Some examples (though nikkud does differ)
Book and barber are both ספר.
Ice and bald are both קרח.
Evening and guarantor are ערב
In the examples you have the nikkud differs between forms so these examples are homographs. In the case of ענב the nikkud also differs but doesn't change the pronunciation so this is a homonym. At least according to http://www-personal.umich.edu/~cellis/heteronym.html
I expect that Hebrew has a fair number of homographs but far fewer homonyms, yes?
Thanks, that is very useful. It should be a "tip" here. In Yiddish, which I am also learning, it is usually different, "eh" as opposed to "oh" or "ah". Of course, Yiddish is only similar in its character set; otherwise, it is like a distorted German. So far, I've seen only one word it may have borrowed from Hebrew.
Would that one word that you know that Yiddish borrowed from Hebrew be טוב in Mazel Tov?
At any rate, in regard to Yiddish vocabulary, it is estimated that the Germanic element makes up some 70 to 75% of the overall lexicon. The remaining 15 to 20% of words come from Hebrew.
This whole discussion really belongs in the Yiddish course forums rather than the Hebrew ones, but there is a big variation between speakers. If you listen to a charedi rabbi like this one https://www.youtube.com/watch?v=f66BtlSjzq4 , his Yiddish includes a lot of Hebrew -- pronounced very differently to what we learn here.

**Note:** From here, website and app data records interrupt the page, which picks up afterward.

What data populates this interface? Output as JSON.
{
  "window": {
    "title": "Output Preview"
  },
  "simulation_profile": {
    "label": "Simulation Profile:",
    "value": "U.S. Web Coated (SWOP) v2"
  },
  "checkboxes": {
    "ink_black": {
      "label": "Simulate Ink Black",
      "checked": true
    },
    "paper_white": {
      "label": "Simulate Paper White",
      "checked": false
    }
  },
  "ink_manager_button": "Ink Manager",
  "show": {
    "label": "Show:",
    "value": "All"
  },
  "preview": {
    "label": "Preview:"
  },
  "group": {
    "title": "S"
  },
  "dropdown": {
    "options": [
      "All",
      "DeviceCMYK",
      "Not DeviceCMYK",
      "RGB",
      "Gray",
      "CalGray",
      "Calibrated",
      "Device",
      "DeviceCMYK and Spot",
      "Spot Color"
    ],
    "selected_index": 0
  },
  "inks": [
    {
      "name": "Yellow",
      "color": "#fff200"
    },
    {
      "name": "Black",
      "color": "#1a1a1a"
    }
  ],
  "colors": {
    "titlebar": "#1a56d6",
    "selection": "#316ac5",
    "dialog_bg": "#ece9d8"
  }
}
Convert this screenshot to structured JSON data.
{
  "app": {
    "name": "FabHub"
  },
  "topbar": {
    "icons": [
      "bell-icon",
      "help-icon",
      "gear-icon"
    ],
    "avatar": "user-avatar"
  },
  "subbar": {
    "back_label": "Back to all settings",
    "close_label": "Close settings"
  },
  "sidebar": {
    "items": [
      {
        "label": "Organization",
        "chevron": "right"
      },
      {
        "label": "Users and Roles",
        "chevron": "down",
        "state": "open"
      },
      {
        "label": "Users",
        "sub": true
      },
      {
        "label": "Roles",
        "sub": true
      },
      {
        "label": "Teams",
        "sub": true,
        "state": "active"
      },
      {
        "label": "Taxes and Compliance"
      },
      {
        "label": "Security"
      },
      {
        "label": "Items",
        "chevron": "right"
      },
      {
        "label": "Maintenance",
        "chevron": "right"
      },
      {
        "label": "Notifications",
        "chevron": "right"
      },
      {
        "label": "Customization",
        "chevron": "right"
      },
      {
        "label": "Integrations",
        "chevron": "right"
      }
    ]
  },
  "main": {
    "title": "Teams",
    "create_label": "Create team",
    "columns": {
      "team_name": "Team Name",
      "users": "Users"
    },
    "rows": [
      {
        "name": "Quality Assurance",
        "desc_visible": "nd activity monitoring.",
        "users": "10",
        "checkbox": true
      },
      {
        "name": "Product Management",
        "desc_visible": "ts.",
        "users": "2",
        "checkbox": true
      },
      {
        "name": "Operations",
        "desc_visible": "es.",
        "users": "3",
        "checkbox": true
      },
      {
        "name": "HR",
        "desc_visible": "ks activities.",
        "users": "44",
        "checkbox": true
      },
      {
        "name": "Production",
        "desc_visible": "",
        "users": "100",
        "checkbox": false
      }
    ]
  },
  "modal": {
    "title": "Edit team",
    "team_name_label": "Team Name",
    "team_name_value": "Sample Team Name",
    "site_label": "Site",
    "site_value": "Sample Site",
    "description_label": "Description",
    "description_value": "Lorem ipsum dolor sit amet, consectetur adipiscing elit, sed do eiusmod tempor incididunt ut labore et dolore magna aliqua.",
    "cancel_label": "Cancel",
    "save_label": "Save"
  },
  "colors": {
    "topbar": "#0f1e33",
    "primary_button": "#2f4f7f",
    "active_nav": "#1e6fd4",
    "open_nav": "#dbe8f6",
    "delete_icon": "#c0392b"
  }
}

But a secular Yiddish speaker in America probably uses far fewer Hebrew words and many English ones.
For the sake of brevity, I omitted the last part of the sentence of the source I quoted, but here it is: ...come from Hebrew, while the Slavic element is estimated at 10 to 15% (an additional few percentage points come from early Romance origin).
This subject is also difficult to pin down easily because there is a difference between eastern Yiddish and western Yiddish.